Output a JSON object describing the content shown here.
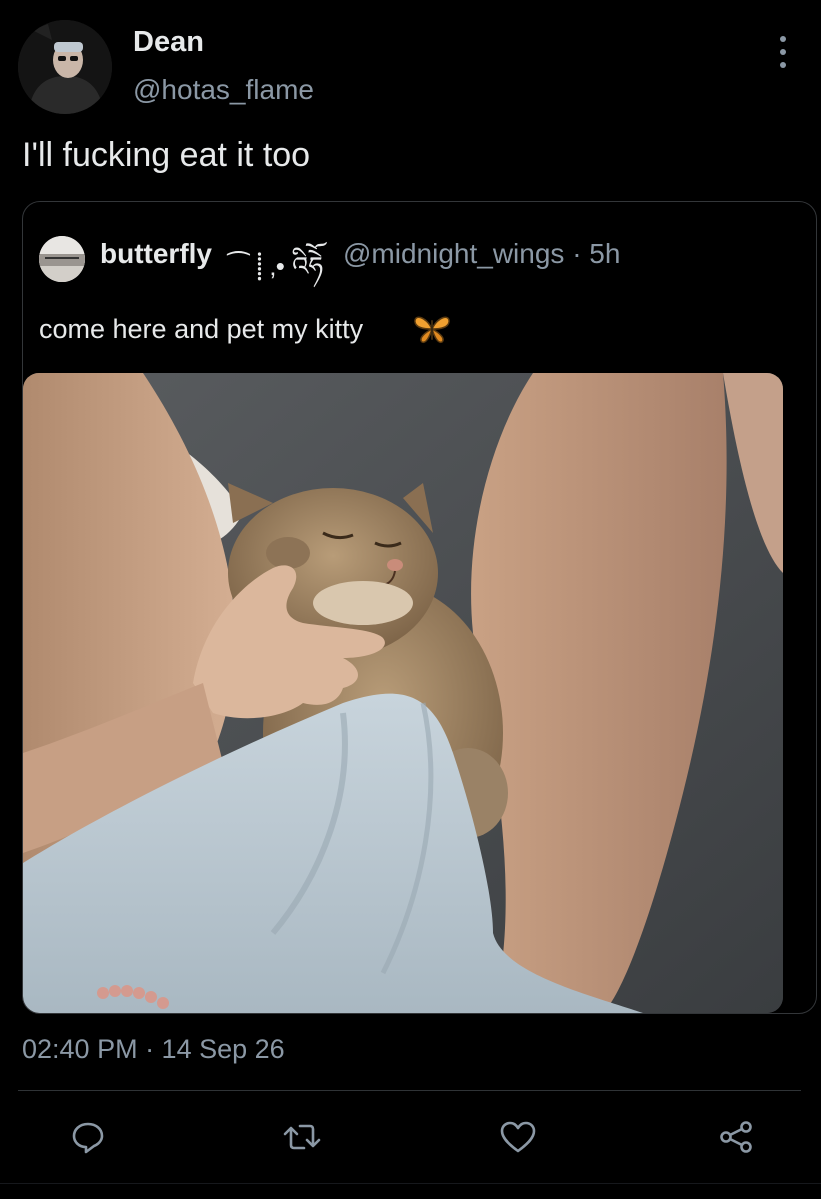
{
  "tweet": {
    "author_name": "Dean",
    "author_handle": "@hotas_flame",
    "text": "I'll fucking eat it too",
    "timestamp": "02:40 PM · 14 Sep 26"
  },
  "quote": {
    "name": "butterfly",
    "name_decoration": "⁀ ⸽ ‚• འིཧེོ",
    "handle_time": "@midnight_wings · 5h",
    "text": "come here and pet my kitty",
    "emoji": "butterfly-icon"
  },
  "actions": [
    "reply-icon",
    "retweet-icon",
    "like-icon",
    "share-icon"
  ],
  "colors": {
    "background": "#000000",
    "text": "#e7e9ea",
    "secondary": "#8b98a5",
    "border": "#333639"
  }
}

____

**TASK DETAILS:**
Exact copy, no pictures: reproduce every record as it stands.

**FINISHED TASK:**
Output a JSON object describing the content shown here.
{
  "tweet": {
    "author_name": "Dean",
    "author_handle": "@hotas_flame",
    "text": "I'll fucking eat it too",
    "timestamp": "02:40 PM · 14 Sep 26"
  },
  "quote": {
    "name": "butterfly",
    "name_decoration": "⁀ ⸽ ‚• འིཧེོ",
    "handle_time": "@midnight_wings · 5h",
    "text": "come here and pet my kitty",
    "emoji": "butterfly-icon"
  },
  "actions": [
    "reply-icon",
    "retweet-icon",
    "like-icon",
    "share-icon"
  ],
  "colors": {
    "background": "#000000",
    "text": "#e7e9ea",
    "secondary": "#8b98a5",
    "border": "#333639"
  }
}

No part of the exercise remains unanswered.